If you’re looking for an excuse to celebrate the next time you’re traveling in Europe, make sure to time your visit with your name day.
“[A] name day is bigger than a birthday,” Aija Tamsone informed me as she showed me around her native city of Riga. Coincidentally, and luckily for me, “Erik Day” in Latvia was in just a couple of days—something she remembered off the top of her head because it also happened to be the name day for Ines, her daughter (Latvian calendars often include up to four names each day).
“Then we’ll have to celebrate,” I said. We went to her home in Mežaparks, the green “forest park” district of the city, where a small shindig was already under way. The gathering of friends and family may have been unrelated to my name day, but at least I had a culturally inspired reason to be festive.
In Latvia, and several other European nations, name days are kind of like a second birthday, in which receiving happy wishes—and sometimes gifts—are in order if you share the moniker specified on the calendar. The origin of the custom can be traced to the Catholic calendar of saints, which dictated when feasts would be held to venerate a particular saint.
These days, the tradition is a lot more secular, and observed with varying levels of enthusiasm. Much like a birthday, you don’t necessarily have to celebrate on your actual name day; the closest weekend works just fine in a pinch.
It was with this in mind that I toasted my new Latvian friends—“Priekā!”—with a shot of vodka as we sat on the Tamsones’ backyard deck that Friday, two days prior to Erik and Ines Day. It was the first drink of many that evening, interspersed between samplings of food and bursts of laughter as Aija’s husband Ivars reminisced about the old days.
At one point, the revelry included an inebriated sing-along of “Bēdas Manu Lielu Bēdu” (“Sorrow, My Big Sorrow”), a traditional Latvian folk number that everyone remembered from childhood—everyone but me, of course. But I didn’t feel like an outsider; my name day was a great icebreaker.
Name Day Outside Latvia
However, name day celebrations don’t take the same form everywhere. To suss out the differences, I asked folks from other name day-observing countries to tell me about the rituals they grew up with, and got varied responses:
In Slovakia, name days are much less important than birthdays, at least according to Zuzana Jedinakova. “We visit each other and bring some small gift—chocolate, a bottle of wine, or alcohol. For children, we buy toys and sweets. Grandparents usually give money. But in each family it’s individual,” she said. “Some people celebrate it more, some less… My friends from Greece and Cyprus celebrate name days, [but] they just send an SMS or call each other.”

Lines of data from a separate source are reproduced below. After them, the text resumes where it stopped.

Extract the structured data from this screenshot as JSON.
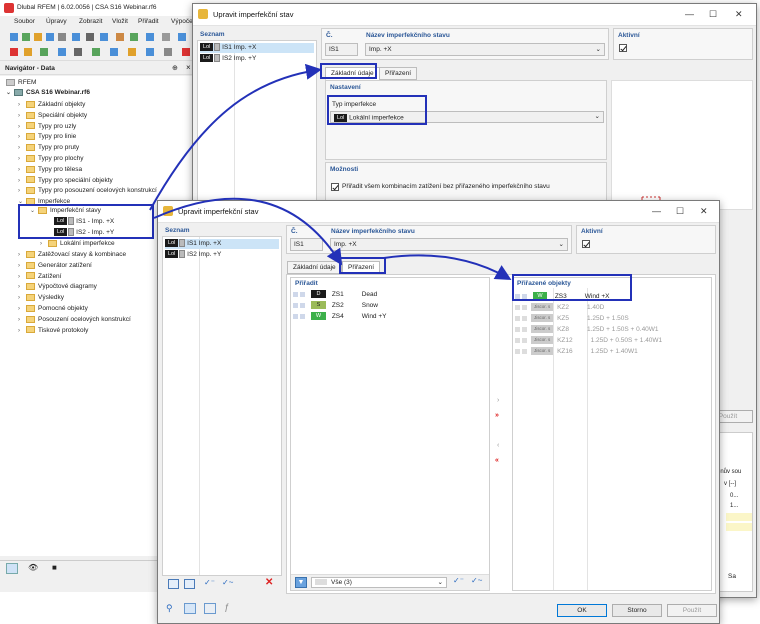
{
  "main": {
    "title": "Dlubal RFEM | 6.02.0056 | CSA S16 Webinar.rf6",
    "menu": [
      "Soubor",
      "Úpravy",
      "Zobrazit",
      "Vložit",
      "Přiřadit",
      "Výpočet"
    ]
  },
  "navigator": {
    "title": "Navigátor - Data",
    "root": "RFEM",
    "model": "CSA S16 Webinar.rf6",
    "items": [
      "Základní objekty",
      "Speciální objekty",
      "Typy pro uzly",
      "Typy pro linie",
      "Typy pro pruty",
      "Typy pro plochy",
      "Typy pro tělesa",
      "Typy pro speciální objekty",
      "Typy pro posouzení ocelových konstrukcí",
      "Imperfekce"
    ],
    "imperf_group": "Imperfekční stavy",
    "imperf_cases": [
      {
        "tag": "Lol",
        "label": "IS1 - Imp. +X"
      },
      {
        "tag": "Lol",
        "label": "IS2 - Imp. +Y"
      }
    ],
    "local_imperf": "Lokální imperfekce",
    "items_after": [
      "Zatěžovací stavy & kombinace",
      "Generátor zatížení",
      "Zatížení",
      "Výpočtové diagramy",
      "Výsledky",
      "Pomocné objekty",
      "Posouzení ocelových konstrukcí",
      "Tiskové protokoly"
    ]
  },
  "dialog_back": {
    "title": "Upravit imperfekční stav",
    "list_label": "Seznam",
    "list": [
      {
        "tag": "Lol",
        "id": "IS1",
        "name": "Imp. +X"
      },
      {
        "tag": "Lol",
        "id": "IS2",
        "name": "Imp. +Y"
      }
    ],
    "no_label": "Č.",
    "no_value": "IS1",
    "name_label": "Název imperfekčního stavu",
    "name_value": "Imp. +X",
    "active_label": "Aktivní",
    "tabs": [
      "Základní údaje",
      "Přiřazení"
    ],
    "settings_label": "Nastavení",
    "type_label": "Typ imperfekce",
    "type_tag": "Lol",
    "type_value": "Lokální imperfekce",
    "options_label": "Možnosti",
    "option_text": "Přiřadit všem kombinacím zatížení bez přiřazeného imperfekčního stavu",
    "apply": "Použít",
    "right_fragments": [
      "onův sou",
      "v [--]",
      "0...",
      "1..."
    ],
    "sa": "Sa"
  },
  "dialog_front": {
    "title": "Upravit imperfekční stav",
    "list_label": "Seznam",
    "list": [
      {
        "tag": "Lol",
        "id": "IS1",
        "name": "Imp. +X"
      },
      {
        "tag": "Lol",
        "id": "IS2",
        "name": "Imp. +Y"
      }
    ],
    "no_label": "Č.",
    "no_value": "IS1",
    "name_label": "Název imperfekčního stavu",
    "name_value": "Imp. +X",
    "active_label": "Aktivní",
    "tabs": [
      "Základní údaje",
      "Přiřazení"
    ],
    "assign_label": "Přiřadit",
    "assign_rows": [
      {
        "tag": "D",
        "color": "#1b1b1b",
        "text": "#fff",
        "id": "ZS1",
        "name": "Dead"
      },
      {
        "tag": "S",
        "color": "#9bbb59",
        "text": "#222",
        "id": "ZS2",
        "name": "Snow"
      },
      {
        "tag": "W",
        "color": "#3cb04a",
        "text": "#fff",
        "id": "ZS4",
        "name": "Wind +Y"
      }
    ],
    "assigned_label": "Přiřazené objekty",
    "assigned_first": {
      "tag": "W",
      "id": "ZS3",
      "name": "Wind +X"
    },
    "assigned_rows": [
      {
        "tag": "Jiscor. s",
        "id": "KZ2",
        "name": "1.40D"
      },
      {
        "tag": "Jiscor. s",
        "id": "KZ5",
        "name": "1.25D + 1.50S"
      },
      {
        "tag": "Jiscor. s",
        "id": "KZ8",
        "name": "1.25D + 1.50S + 0.40W1"
      },
      {
        "tag": "Jiscor. s",
        "id": "KZ12",
        "name": "1.25D + 0.50S + 1.40W1"
      },
      {
        "tag": "Jiscor. s",
        "id": "KZ16",
        "name": "1.25D + 1.40W1"
      }
    ],
    "filter_value": "Vše (3)",
    "ok": "OK",
    "cancel": "Storno",
    "apply": "Použít"
  },
  "colors": {
    "highlight": "#2331b8",
    "accent": "#0078d7",
    "selection": "#cce4f7"
  }
}
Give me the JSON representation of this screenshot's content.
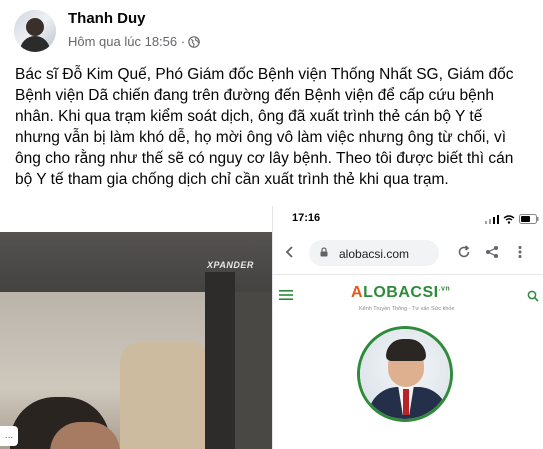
{
  "post": {
    "author": "Thanh Duy",
    "timestamp": "Hôm qua lúc 18:56 ·",
    "privacy_icon": "globe-icon",
    "text": "Bác sĩ Đỗ Kim Quế, Phó Giám đốc Bệnh viện Thống Nhất SG, Giám đốc Bệnh viện Dã chiến đang trên đường đến Bệnh viện để cấp cứu bệnh nhân. Khi qua trạm kiểm soát dịch, ông đã xuất trình thẻ cán bộ Y tế nhưng vẫn bị làm khó dễ, họ mời ông vô làm việc nhưng ông từ chối, vì ông cho rằng như thế sẽ có nguy cơ lây bệnh. Theo tôi được biết thì cán bộ Y tế tham gia chống dịch chỉ cần xuất trình thẻ khi qua trạm."
  },
  "photo_left": {
    "car_badge": "XPANDER",
    "more_label": "..."
  },
  "phone_screenshot": {
    "time": "17:16",
    "url": "alobacsi.com",
    "logo_first": "A",
    "logo_rest": "LOBACSI",
    "logo_suffix": ".vn",
    "tagline": "Kênh Truyền Thông - Tư vấn Sức khỏe",
    "colors": {
      "logo_orange": "#e55a1c",
      "logo_green": "#2e8b3a"
    }
  }
}
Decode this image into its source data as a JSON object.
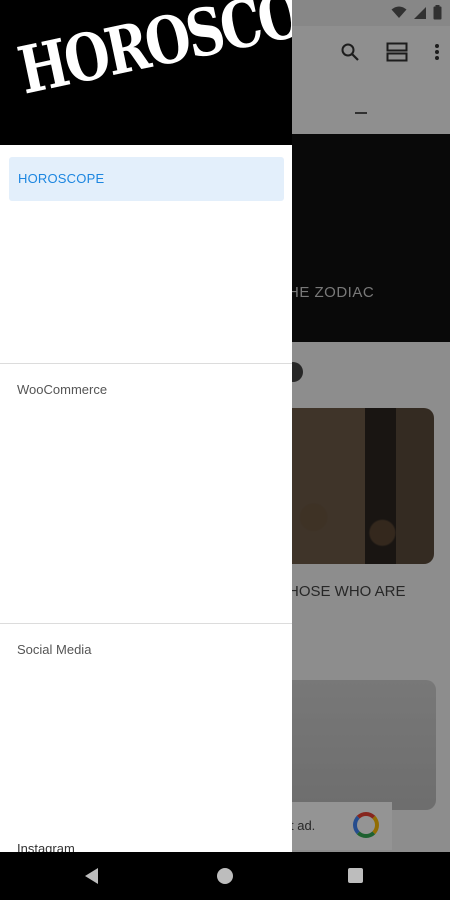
{
  "drawer": {
    "logo_text": "HOROSCOPE",
    "active_item": "HOROSCOPE",
    "sections": [
      "WooCommerce",
      "Social Media",
      "Instagram"
    ]
  },
  "background": {
    "hero_text": "HE ZODIAC",
    "card_text": "HOSE WHO ARE",
    "ad_text": "t ad."
  },
  "colors": {
    "accent": "#1c86e0",
    "active_bg": "#e3effb"
  },
  "icons": {
    "search": "search-icon",
    "view_toggle": "view-toggle-icon",
    "more": "more-vert-icon",
    "wifi": "wifi-icon",
    "signal": "signal-icon",
    "battery": "battery-icon",
    "back": "back-icon",
    "home": "home-icon",
    "recents": "recents-icon"
  }
}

The tradition may be on the wane elsewhere as well. “It’s not as big as it used to be,” said my Croatian friend J.P. Stanišić. “Now, if celebrated at all [in Croatia], it might be just a little party with close family, but nothing big,” he said. “The only celebrations would be if you were maybe named after a major saint or if a bunch of people in the same family were named after one saint.”
“For the women, it is usually easy,” Stanišić added. “Most are named Marija.”
Over in Poland, Anna Przyłuska says name days are quite popular. “Sometimes people celebrate it in place of birthday—usually older people not willing to tell how old they are! Of course, there are also people not celebrating the name day at all.”
My friend Peppe Hanzon, who hails from Svenljunga, Sweden, reported that “mostly people call and say, ‘Hey, it’s your name day! What’s up?’ and that’s it.” Some people don’t bother at all about name days, he continued. “Birthdays are much bigger. But in my case, my name day is on my birthday.”
Having a name day on or close to a birthday isn’t unheard of, as I learned from one of my new acquaintances at the party in Latvia. One woman had a birthday on the 11th of June, and a name day on the 12th. “Some parents do that on purpose,” she told me. “Only one gift!”
Gifts or no gifts, whether or not you need a reason to celebrate when traveling in parts of Europe, make sure you check the name day calendar for the country you’ll be visiting anyway (name days vary from country to country). Then it’s up to you as to how little or how festive you want to get—but, at the very least, you can try to use it as an excuse of entitlement to a small favor or a free drink from a bartender.
But what if your name is too unique? In some European countries, such as Germany and Poland, the name you can give a baby is regulated by the government, so there isn’t that issue—thus no name day for you. But don’t worry. In Latvia, the day for names not listed on any other date is May 22.
My apologies if that is already your birthday, giving you no reason for bonus gifts. If that’s the case, you can always celebrate your half-birthday (November 20 or 22, depending on how you slice it) abroad.